Age of Exploration – 1500-1700 AD
The Age of Exploration, sometimes also called The Age of Discovery, was primarily from the 15th through the 18th centuries and brought to light the “Fourth Part of the World,” which became the new continents of North and South America. It was a time for European culture to cut the apron strings from the “motherland” in order to go abroad and learn more about the world. There was a need for more trading posts (which were blocked by the Ottoman Empire), more goods (silver and gold), and more shipping routes (for spices and silks), which required more and better geographical knowledge (necessity of leaving the sight of land).
There are many historical accounts of the first explorations by Christopher Columbus (Spain), Ferdinand Magellan (Portugal), and Captain James Cook (England). All of these firsts resulted in cultural networks that are still in existence today. Many things besides “goods” were diffused back and forth across the seas in the two centuries of major explorations, for good and bad. Besides foods, languages, technology, governments, laws, and politics, there was “The Arrow of Disease,” which Jared Diamond, Professor of Geography at the University of California, documents in his critical thinking article of the same name in Discover Magazine.

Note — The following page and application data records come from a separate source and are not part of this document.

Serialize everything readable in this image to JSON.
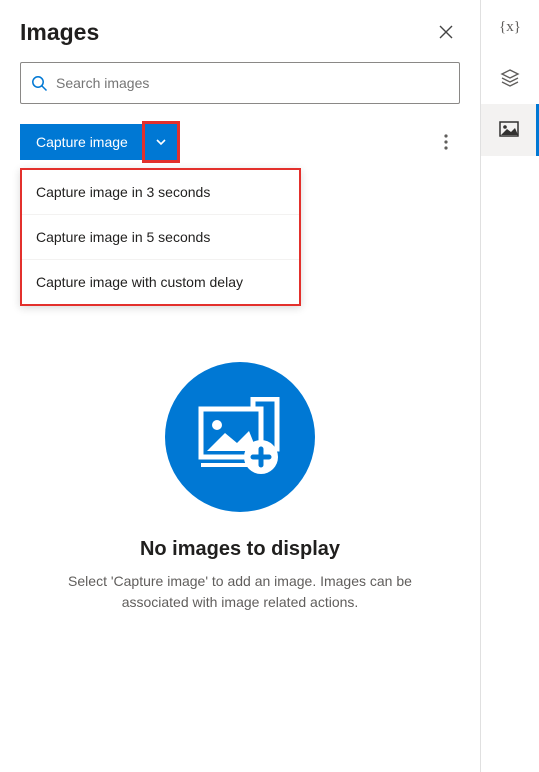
{
  "header": {
    "title": "Images"
  },
  "search": {
    "placeholder": "Search images"
  },
  "toolbar": {
    "capture_label": "Capture image"
  },
  "dropdown": {
    "items": [
      "Capture image in 3 seconds",
      "Capture image in 5 seconds",
      "Capture image with custom delay"
    ]
  },
  "empty": {
    "title": "No images to display",
    "desc": "Select 'Capture image' to add an image. Images can be associated with image related actions."
  }
}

This lecture is a very brief accounting of cultural attributes and traits that have influenced the world from the European Global Village. It is far from complete, but students now have many more topics for further research and study on their own. Studying the Global Villages, and the cultural contributions each has made to the globalized world we live in is necessary in order to comprehend that the way the world works is not the same for everyone.